A: The ignition interlock penalty is not required for a first offender unless your blood alcohol level is a .15 percent or higher. The interlock is mandatory for all second, third or subsequent offenses.
Q: If I have an out-of-state DUI conviction, will it count in New Jersey as a prior offense?
A: New Jersey has interstate agreements with other states. This means that licensed NJ drivers are required to abide by NJ driving laws and can have their NJ license suspended if they are convicted of a DUI in a different state.
Q: What are the penalties for a commercial driver DWI?
A: Commercially licensed drivers in New Jersey are held to a higher standard than other drivers and face enhanced penalties for drunk driving violations.
Q: Can an expert witness help my defense?
A: Yes. An expert witness can potentially evaluate the evidence in your case and provide forensic analysis that counters the prosecution’s theories.
A: The penalties for a DWI offense in NJ vary, depending on whether you have any prior DWI convictions within the last 10 years.
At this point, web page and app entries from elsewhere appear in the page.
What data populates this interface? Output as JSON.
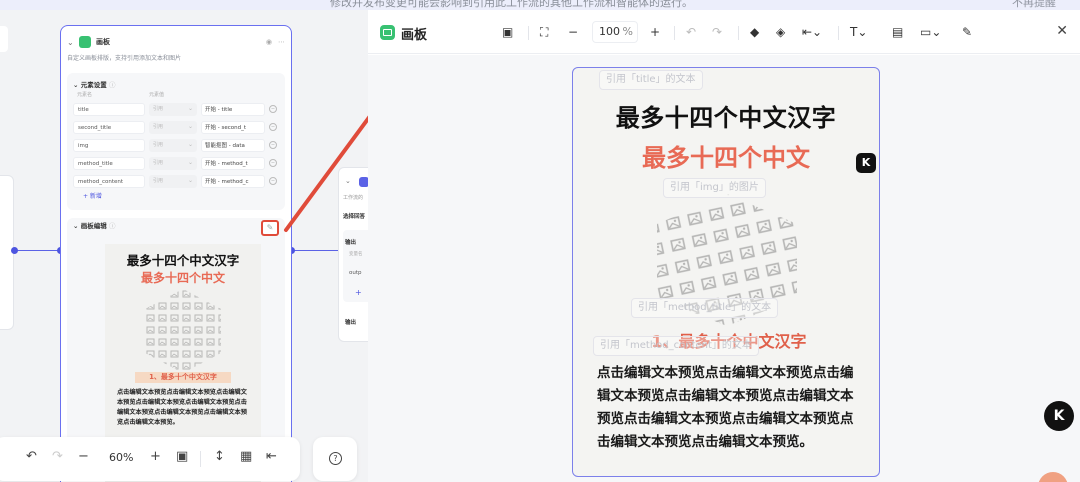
{
  "banner": {
    "message": "修改并发布变更可能会影响到引用此工作流的其他工作流和智能体的运行。",
    "remind": "不再提醒"
  },
  "node": {
    "title": "画板",
    "description": "自定义画板排版，支持引用添加文本和图片",
    "elements_section": "元素设置",
    "col_name": "元素名",
    "col_value": "元素值",
    "rows": [
      {
        "name": "title",
        "type": "引用",
        "value": "开始 - title"
      },
      {
        "name": "second_title",
        "type": "引用",
        "value": "开始 - second_t"
      },
      {
        "name": "img",
        "type": "引用",
        "value": "智能抠图 - data"
      },
      {
        "name": "method_title",
        "type": "引用",
        "value": "开始 - method_t"
      },
      {
        "name": "method_content",
        "type": "引用",
        "value": "开始 - method_c"
      }
    ],
    "add_label": "+ 新增",
    "edit_section": "画板编辑"
  },
  "right_node": {
    "desc": "工作流的",
    "label": "选择回答",
    "output": "输出",
    "var": "变量名",
    "value": "outp",
    "plus": "+",
    "output2": "输出"
  },
  "bottom_toolbar": {
    "zoom": "60%"
  },
  "editor": {
    "title": "画板",
    "zoom_value": "100",
    "zoom_unit": "%",
    "tags": {
      "title": "引用「title」的文本",
      "img": "引用「img」的图片",
      "method_title": "引用「method_title」的文本",
      "method_content": "引用「method_content」的文本"
    }
  },
  "board": {
    "title": "最多十四个中文汉字",
    "second_title": "最多十四个中文",
    "method_title": "1、最多十个中文汉字",
    "method_content": "点击编辑文本预览点击编辑文本预览点击编辑文本预览点击编辑文本预览点击编辑文本预览点击编辑文本预览点击编辑文本预览点击编辑文本预览点击编辑文本预览。"
  },
  "badges": {
    "k": "K"
  },
  "colors": {
    "accent": "#4d55e0",
    "node_border": "#6a70f0",
    "red_highlight": "#e04b3a",
    "second_title": "#e86a55",
    "green_icon": "#38c172"
  }
}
The penalties may include jail time, fines, and suspension of your driver’s license.
A: In most cases, a first-time offender will not get jail time. Judges do have the discretion to sentence a first-time DWI offender to up to 30 days in the local county jail, but they rarely do this.
A: When you drive a car, truck, motorcycle, or any other type of motor vehicle in New Jersey, you automatically consent to breathalyzer testing. This means that you will have to submit to a breath test when a police officer asks you to do so.
A: Driving While Intoxicated is known as a DWI in New Jersey, while Driving Under the Influence is known as a DUI in New Jersey. In most instances, the two terms are used interchangeably. However, legally speaking, a DUI typically refers to a charge for driving while under the influence of drugs or narcotics.
A: If a mistake was made during your DWI trial, you can file an appeal and potentially get the sentence reduced. In the best-case scenario, you may even be able to get your conviction removed or overturned.
A: New Jersey motorists are required to obey NJ traffic laws – even when they are operating a motor vehicle in another state. This means that a New Jersey resident who is convicted of drunk driving in New York or Pennsylvania, for instance, will still face license suspension and other penalties in New Jersey.
Contact a Knowledgeable DUI Defense Lawyer with Offices in South Jersey
John W. Tumelty is a former prosecutor and current criminal and DWI defense attorney with 35 years of experience handling DWI cases. Mr. Tumelty has represented countless clients in DWI matters throughout South Jersey, so he understands the ramifications of a conviction and knows how to challenge your charges in court. Call or email him today to schedule a free consultation at one of his offices in Somers Point and Marmora.